Attorneys for the American Civil Liberties Union, the ACLU of Rhode Island, the Campaign Legal Center, and the law firm Fried Frank filed a federal lawsuit today challenging Rhode Island’s witness/notary requirements for voting by mail throughout the 2020 elections.
The case was filed on behalf of two voting rights advocacy groups — Common Cause Rhode Island and the League of Women Voters Rhode Island — and Rhode Islanders with significant medical vulnerabilities that place them or members of their household at a heightened risk of severe illness or death if they contract COVID-19.
The lawsuit seeks to block provisions of a state law that require Rhode Islanders who vote by mail to have two witnesses or a notary sign their ballot envelope, even in the midst of a highly contagious and deadly pandemic. These requirements necessitate face-to-face and hand-to-hand interaction between voters and others who pose a potentially fatal risk to the voters’ health.
“Removing the witness and notary requirement in the midst of a deadly pandemic is a common-sense solution that protects people’s health and their right to vote,” said Steven Brown, executive director of the ACLU of Rhode Island.
The individual plaintiffs are:
- Miranda Oakley, 32, who is blind and unable to drive. She lives with her mother and grandmother, but her grandmother is not capable of serving as a witness. Oakley is concerned both about the risk of contracting COVID-19— and the risk to herself, her mother, and her elderly grandmother — and about the potential risk of passing COVID-19 on to others beyond her household, particularly given that her mother works with people who are older. Accordingly, she is closely adhering to social distancing guidelines.

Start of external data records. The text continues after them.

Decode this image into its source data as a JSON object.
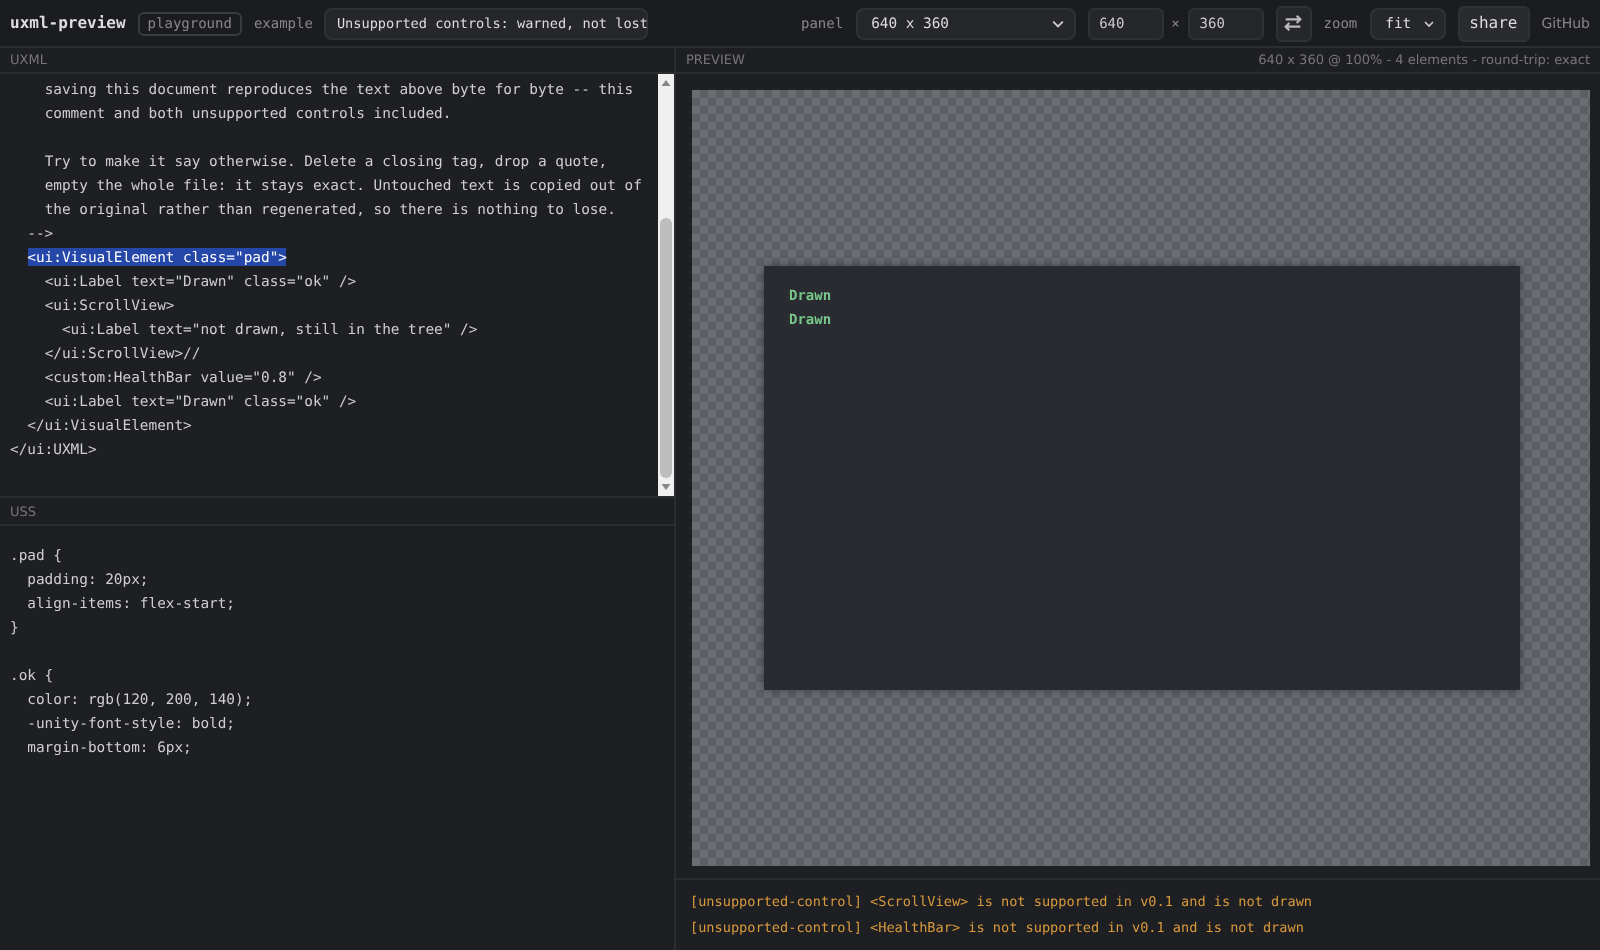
{
  "topbar": {
    "app_title": "uxml-preview",
    "badge": "playground",
    "example_label": "example",
    "example_select": "Unsupported controls: warned, not lost",
    "panel_label": "panel",
    "panel_select": "640 x 360",
    "width_value": "640",
    "times": "×",
    "height_value": "360",
    "zoom_label": "zoom",
    "zoom_select": "fit",
    "share_button": "share",
    "github_link": "GitHub"
  },
  "uxml": {
    "header": "UXML",
    "lines": [
      {
        "kind": "code",
        "text": "    saving this document reproduces the text above byte for byte -- this",
        "selected": false
      },
      {
        "kind": "code",
        "text": "    comment and both unsupported controls included.",
        "selected": false
      },
      {
        "kind": "blank"
      },
      {
        "kind": "code",
        "text": "    Try to make it say otherwise. Delete a closing tag, drop a quote,",
        "selected": false
      },
      {
        "kind": "code",
        "text": "    empty the whole file: it stays exact. Untouched text is copied out of",
        "selected": false
      },
      {
        "kind": "code",
        "text": "    the original rather than regenerated, so there is nothing to lose.",
        "selected": false
      },
      {
        "kind": "code",
        "text": "  -->",
        "selected": false
      },
      {
        "kind": "code",
        "text": "  <ui:VisualElement class=\"pad\">",
        "selected": true
      },
      {
        "kind": "code",
        "text": "    <ui:Label text=\"Drawn\" class=\"ok\" />",
        "selected": false
      },
      {
        "kind": "code",
        "text": "    <ui:ScrollView>",
        "selected": false
      },
      {
        "kind": "code",
        "text": "      <ui:Label text=\"not drawn, still in the tree\" />",
        "selected": false
      },
      {
        "kind": "code",
        "text": "    </ui:ScrollView>//",
        "selected": false
      },
      {
        "kind": "code",
        "text": "    <custom:HealthBar value=\"0.8\" />",
        "selected": false
      },
      {
        "kind": "code",
        "text": "    <ui:Label text=\"Drawn\" class=\"ok\" />",
        "selected": false
      },
      {
        "kind": "code",
        "text": "  </ui:VisualElement>",
        "selected": false
      },
      {
        "kind": "code",
        "text": "</ui:UXML>",
        "selected": false
      }
    ]
  },
  "uss": {
    "header": "USS",
    "lines": [
      {
        "kind": "code",
        "text": ".pad {"
      },
      {
        "kind": "code",
        "text": "  padding: 20px;"
      },
      {
        "kind": "code",
        "text": "  align-items: flex-start;"
      },
      {
        "kind": "code",
        "text": "}"
      },
      {
        "kind": "blank"
      },
      {
        "kind": "code",
        "text": ".ok {"
      },
      {
        "kind": "code",
        "text": "  color: rgb(120, 200, 140);"
      },
      {
        "kind": "code",
        "text": "  -unity-font-style: bold;"
      },
      {
        "kind": "code",
        "text": "  margin-bottom: 6px;"
      }
    ]
  },
  "preview": {
    "header": "PREVIEW",
    "status": "640 x 360 @ 100% - 4 elements - round-trip: exact",
    "labels": [
      {
        "text": "Drawn",
        "kind": "ok"
      },
      {
        "text": "Drawn",
        "kind": "ok"
      }
    ]
  },
  "log": [
    {
      "kind": "warning",
      "text": "[unsupported-control] <ScrollView> is not supported in v0.1 and is not drawn"
    },
    {
      "kind": "warning",
      "text": "[unsupported-control] <HealthBar> is not supported in v0.1 and is not drawn"
    }
  ]
}
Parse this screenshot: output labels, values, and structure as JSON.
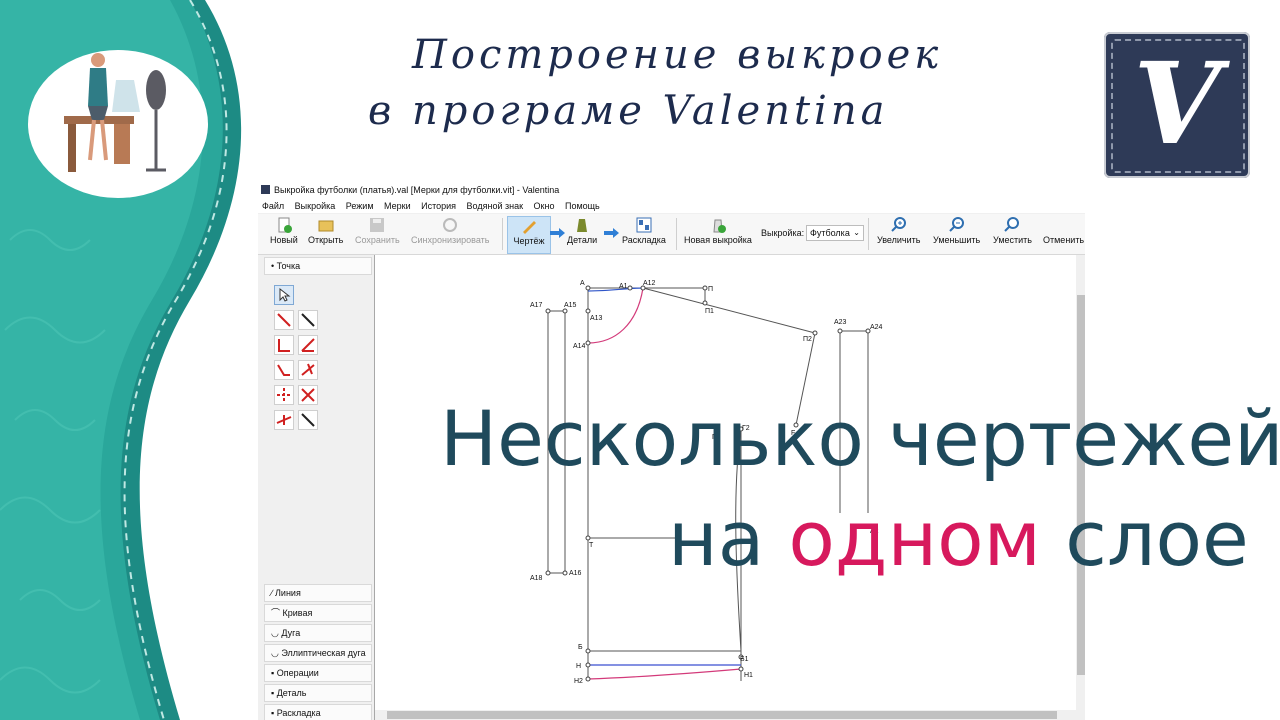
{
  "header": {
    "line1": "Построение выкроек",
    "line2": "в програме Valentina",
    "logo_letter": "V"
  },
  "app": {
    "window_title": "Выкройка футболки (платья).val [Мерки для футболки.vit] - Valentina",
    "menu": [
      "Файл",
      "Выкройка",
      "Режим",
      "Мерки",
      "История",
      "Водяной знак",
      "Окно",
      "Помощь"
    ],
    "toolbar": {
      "new": "Новый",
      "open": "Открыть",
      "save": "Сохранить",
      "sync": "Синхронизировать",
      "draft": "Чертёж",
      "details": "Детали",
      "layout": "Раскладка",
      "new_pattern": "Новая выкройка",
      "pattern_label": "Выкройка:",
      "pattern_value": "Футболка",
      "zoom_in": "Увеличить",
      "zoom_out": "Уменьшить",
      "fit": "Уместить",
      "cancel": "Отменить"
    },
    "panels": {
      "point": "Точка",
      "line": "Линия",
      "curve": "Кривая",
      "arc": "Дуга",
      "elliptic_arc": "Эллиптическая дуга",
      "operations": "Операции",
      "detail": "Деталь",
      "layout": "Раскладка"
    },
    "points": [
      "А",
      "А1",
      "А12",
      "П",
      "П1",
      "А13",
      "А14",
      "А15",
      "А17",
      "П2",
      "А23",
      "А24",
      "Г2",
      "Г",
      "F",
      "А2",
      "Т",
      "А18",
      "А16",
      "Б",
      "Б1",
      "Н",
      "Н1",
      "Н2"
    ]
  },
  "overlay": {
    "line1": "Несколько чертежей",
    "line2_a": "на ",
    "line2_b": "одном",
    "line2_c": " слое"
  },
  "colors": {
    "teal": "#2aa79b",
    "dark_teal": "#1d8b84",
    "navy_text": "#1f4a5c",
    "accent": "#d7195d",
    "logo_bg": "#2e3a57"
  }
}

- Barbara Monahan, 88, who lives alone and cannot drive due to a severe back condition and, also due to this condition, is unable to vote in person. She is concerned about the heightened risk of contracting COVID-19 that would arise if she were forced to break social distancing guidelines in order to have her ballot witnessed.
- Mary Baker, who has been diagnosed with asthma, hypertension and diabetes, is deeply concerned about the heightened risk of contracting COVID-19 — and the likely life-threatening or life-ending symptoms she would experience — if she were forced to break social distancing guidelines to get her ballot witnessed.
“No one should have to choose between their health and their right to vote,” said Common Cause Rhode Island Executive Director John Marion. “Unfortunately, during this public health emergency, the witnesses-or-notary requirement forces some voters to make that choice.”
As of mid-July, there have been nearly 3. 5 million confirmed cases of COVID-19 and nearly 140,000 deaths attributed to COVID-19 in the United States, according to the Centers for Disease Control and Prevention. Rhode Island has had more than 18,000 confirmed cases and nearly 1,000 deaths so far. These figures almost certainly understate the real numbers of COVID-19 victims, given the limitations in testing.
The lawsuit notes that “mail voting represents the best option for most Rhode Island voters to participate safely in the 2020 elections,” but that “the voter-witness interaction required by Rhode Island’s current mail voting procedure constitutes a violation of recommended social distancing and creates a substantial risk of COVID-19 transmission.”
Former state Director of Health Michael Fine submitted an affidavit in support of this position, emphasizing the risks that people particularly susceptible to serious illness or death from COVID-19 will face if they must violate social distancing guidelines in order to vote.
The suit points out that Rhode Island is in a small minority of states that require witness signatures for mail ballots. According to census data, more than 125,000 householders live alone in Rhode Island, and of those, over 50,000 are 65 years and older and, therefore at particular risk if they catch the disease.
The groups are asking the court to block the state from enforcing the witness/notary requirements during the September and November elections, and order it to issue guidance instructing municipal election officials to count otherwise validly cast mail ballots that are missing witness signatures.
“States need to make reasonable accommodations so voters can cast a ballot without unnecessary risk of contracting COVID-19,” said Jonathan Diaz, legal counsel, voting rights, at Campaign Legal Center. “There are plenty of safeguards in place to protect the security of Rhode Island elections. Forcing people with disabilities or compromised health, or their family members, to find two witnesses to cast a ballot is unreasonable. The courts need to step in so that voters can participate safely.”
“The pandemic has shone a bright light on the barriers facing our most vulnerable voters in Rhode Island. Without relief from onerous laws like our witness requirement, these voters will be disenfranchised,” said Jane Koster, president of the League of Women Voters of Rhode Island. “Senior citizens, Black, Latinx, disabled, and income-sensitive individuals are isolating because of their higher risk for serious illness from COVID-19. They cannot safely comply with the absentee ballot requirements to invite another person into their environment. These are the same communities who disproportionately struggle with ballot access, and now they are having to choose between their safety and their right to vote.”